SINGAPORE/HOUSTON (Reuters) - Chinese independent, or teapot, refiners are bringing in rare cargoes of North American heavy crude in a new long-distance flow that traders say has only been made possible by OPEC's output cuts and ample supplies in Canada and the United States.
In April, at least 1 million barrels of the heavy crude Mars, pumped from the U.S. Gulf of Mexico, are expected to land in China's Shandong province and 1 million barrels of a second unidentified heavy grade will arrive in China, trade and shipping sources said last week. This follows the arrival in January of 600,000 barrels of U.S. Gulf Blend, a heavy crude made up of a blend of various U.S. and Canadian grades loaded onto ships on the U.S. Gulf Coast, according to the sources and shipping data.
Heavy crude is typically more dense and viscous than other oil grades. Refiners with facilities that can process these grades value heavy crude because its lower cost results in higher margins from producing fuels from these grades.

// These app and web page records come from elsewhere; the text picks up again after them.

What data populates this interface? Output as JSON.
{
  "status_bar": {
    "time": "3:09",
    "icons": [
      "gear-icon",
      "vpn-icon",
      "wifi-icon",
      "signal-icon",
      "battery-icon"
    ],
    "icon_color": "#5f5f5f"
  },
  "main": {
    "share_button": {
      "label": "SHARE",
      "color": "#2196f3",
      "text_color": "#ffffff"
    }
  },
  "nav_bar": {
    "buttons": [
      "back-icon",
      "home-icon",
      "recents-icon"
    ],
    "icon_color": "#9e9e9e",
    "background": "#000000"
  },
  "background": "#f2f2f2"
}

The Organization of the Petroleum Exporting Countries' (OPEC) output cuts have targeted heavy crude, with linchpin producer Saudi Arabia and Venezuela reducing their exports of heavy crude. That has increased the price of Middle East heavy crudes for Asian delivery, making it economical for traders to ship crude from Russia, the Atlantic Basin and the United States to Asia.
"The OPEC cuts started from medium and heavy grades and Venezuela (a key supplier to China) is exporting less," said a Singapore-based crude oil trader.
The tightening heavy crude supplies are occurring at a time when demand for these types has increased after refiners upgraded their plants, the trader said. Heavy crude typically yields a higher percentage of residue fuels when first processed at a refinery and that residue is then reformulated into higher-value fuels such as gasoline and diesel fuel in so-called cracking units.
Since late last year, China, the world's second-largest oil consumer, has stepped up imports from North America, one of the few regions where oil production is growing.
Asia's strong pull for heavy sour crude from the Americas led Mars to hit its highest level in a year relative to North American price benchmark West Texas Intermediate (WTI) as traders forecast increased export demand from Asia. [nL1N1FV1RM]
The Ligurian Sea, a Suezmax tanker, loaded 600,000 barrels of U.S. Gulf Coast Blend from Port Arthur in Texas. The tanker then went around South Africa to arrive at Lanshan port in Shandong in early January after a 55-day journey, shipping data on Thomson Reuters Eikon showed.
The cargo contained Canadian Access Western Blend, a heavy sour grade with an API gravity of about 22 degrees and nearly 4 percent sulphur, said two trade sources who track oil flows.
Chinese agent Sinoenergy sold the bulk of the cargo to Shandong Tianhong Chemical and the rest went to Shandong Haiyou Petrochemical Group, they said.
The Mars cargo may go to Chinese independent refiner Shandong Wonfull Petrochemical Group, who are close to buying the heavy-sour grade for the first time for April delivery, said a source with knowledge of the proposed deal. The source declined to be named due to company policy.
Wonfull will likely buy the cargo from Swiss trader Trafigura [TRAFG.UL], an active seller of U.S. crude in Asia, said a second trader who closely tracks oil deals in Shangdong.
Castleton Commodities International (CCI) also plans to ship 1 million barrels of an unknown heavy crude grade from the United States to China onboard the Suezmax tanker Erviken which is scheduled to load on Feb. 20, according to one trader, a source in the shipping industry and shipping data.
Sinoenergy, Trafigura, Wonfull, CCI and Haiyou declined to comment. Tianhong could not be reached for comment. [nL1N1FN1N4]
China's largest refiner Sinopec imported heavy crude from the U.S. Gulf late last year, a source with knowledge of the matter said, confirming an earlier Reuters story. [nL4N1E43HE]
(Reporting by Liz Hampton in HOUSTON, Catherine Ngai in NEW YORK, Florence Tan and Mark Tay in SINGAPORE; Additional reporting by Jane Chung in SEOUL and Osamu Tsukimori in TOKYO; Editing by Christian Schmollinger)